Commissioned in 1554-1555 by Prioress Dame Julienne de Glymes, the Salzinnes Antiphonal originated from the Cistercian abbey of Salzinnes near Namur, in present-day Belgium. The manuscript (240 folios) contains sung portions of the Divine Office, including antiphons, responsories and hymns.
Painted in a bright palette in gouache on vellum, the manuscript features full-page illuminations, historiated initials and decorated borders. Of particular significance are the depictions of nuns living in the abbey in the mid-sixteenth century and identified by their names, some with their coats-of-arms.
The Antiphonal was likely acquired in the 1840s or 1850s in France and brought to Nova Scotia by Bishop William Walsh, the first Archbishop of the Archdiocese of Halifax. It was donated to the Patrick Power Library, Saint Mary’s University, in 1975. Tucked away in Special Collections, the unidentified manuscript was discovered in 1998 by art historian Judith Dietz. Since then, the Antiphonal has been the subject of research and several multi-disciplinary projects, including the 2017 exhibition ‘Centuries of Silence: The Discovery of the Salzinnes Antiphonal’, held at the Art Gallery of Nova Scotia and curated by Judith Dietz.

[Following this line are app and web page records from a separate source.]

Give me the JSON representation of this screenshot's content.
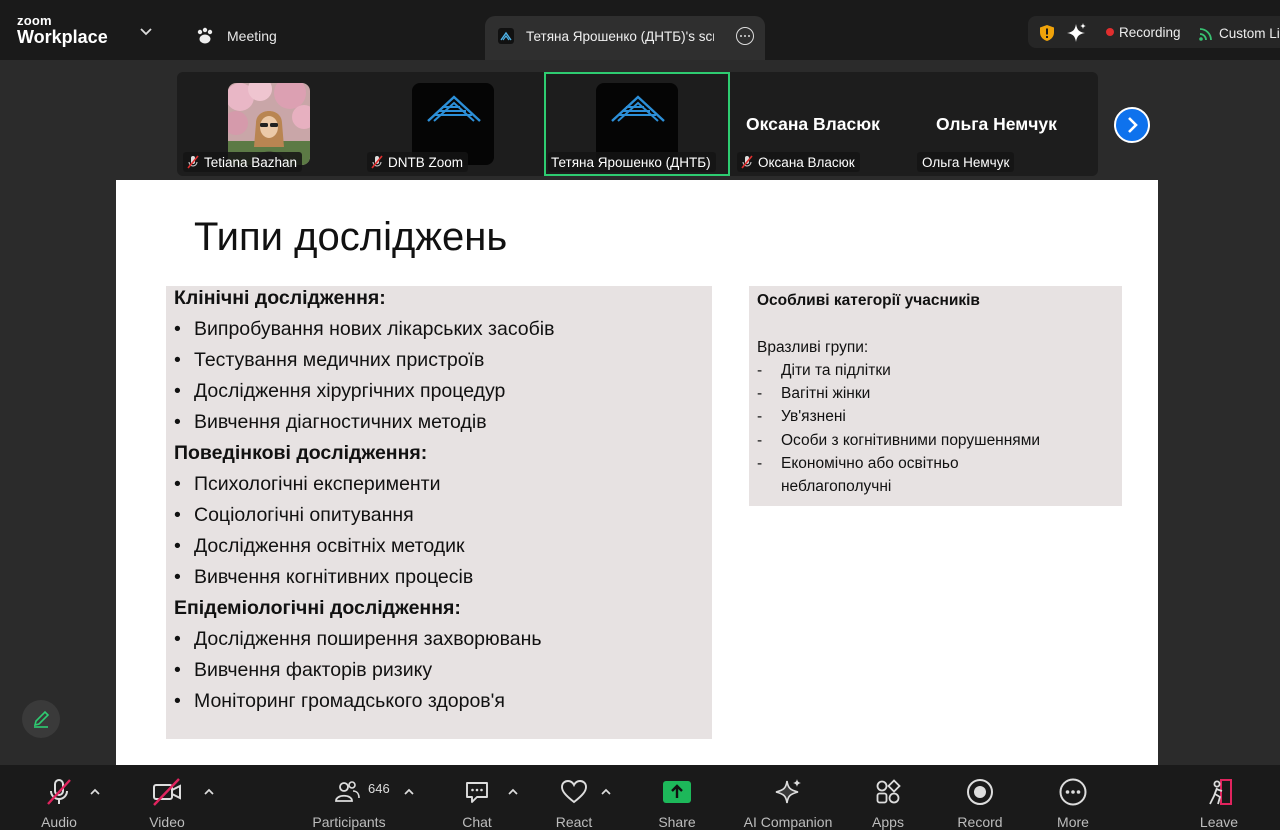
{
  "titlebar": {
    "brand_top": "zoom",
    "brand_bottom": "Workplace",
    "meeting_label": "Meeting",
    "share_tab_label": "Тетяна Ярошенко (ДНТБ)'s scree",
    "recording_label": "Recording",
    "live_label": "Custom Li"
  },
  "gallery": {
    "tiles": [
      {
        "name": "Tetiana Bazhan",
        "muted": true
      },
      {
        "name": "DNTB Zoom",
        "muted": true
      },
      {
        "name": "Тетяна Ярошенко (ДНТБ)",
        "muted": false
      },
      {
        "name": "Оксана Власюк",
        "display": "Оксана Власюк",
        "muted": true
      },
      {
        "name": "Ольга Немчук",
        "display": "Ольга Немчук",
        "muted": false
      }
    ]
  },
  "slide": {
    "title": "Типи досліджень",
    "left": [
      {
        "kind": "head",
        "text": "Клінічні дослідження:"
      },
      {
        "kind": "item",
        "text": "Випробування нових лікарських засобів"
      },
      {
        "kind": "item",
        "text": "Тестування медичних пристроїв"
      },
      {
        "kind": "item",
        "text": "Дослідження хірургічних процедур"
      },
      {
        "kind": "item",
        "text": "Вивчення діагностичних методів"
      },
      {
        "kind": "head",
        "text": "Поведінкові дослідження:"
      },
      {
        "kind": "item",
        "text": "Психологічні експерименти"
      },
      {
        "kind": "item",
        "text": "Соціологічні опитування"
      },
      {
        "kind": "item",
        "text": "Дослідження освітніх методик"
      },
      {
        "kind": "item",
        "text": "Вивчення когнітивних процесів"
      },
      {
        "kind": "head",
        "text": "Епідеміологічні дослідження:"
      },
      {
        "kind": "item",
        "text": "Дослідження поширення захворювань"
      },
      {
        "kind": "item",
        "text": "Вивчення факторів ризику"
      },
      {
        "kind": "item",
        "text": "Моніторинг громадського здоров'я"
      }
    ],
    "bullet": "•",
    "right": {
      "title": "Особливі категорії учасників",
      "subtitle": "Вразливі групи:",
      "dash": "-",
      "items": [
        "Діти та підлітки",
        "Вагітні жінки",
        "Ув'язнені",
        "Особи з когнітивними порушеннями",
        "Економічно або освітньо"
      ],
      "continuation": "неблагополучні"
    }
  },
  "toolbar": {
    "audio": "Audio",
    "video": "Video",
    "participants": "Participants",
    "participants_count": "646",
    "chat": "Chat",
    "react": "React",
    "share": "Share",
    "ai_companion": "AI Companion",
    "apps": "Apps",
    "record": "Record",
    "more": "More",
    "leave": "Leave"
  },
  "colors": {
    "share_green": "#1db85a",
    "active_border": "#2ecc71",
    "record_red": "#e02e2e",
    "accent_blue": "#0e72ed"
  }
}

Psallentes is present at this exhibition through our recording of music for St. Roch and St. Hubert. Also, from May 5 on, our new album Salzinnes Saints will be available at the gallery shop.
Image credit: Judith Dietz.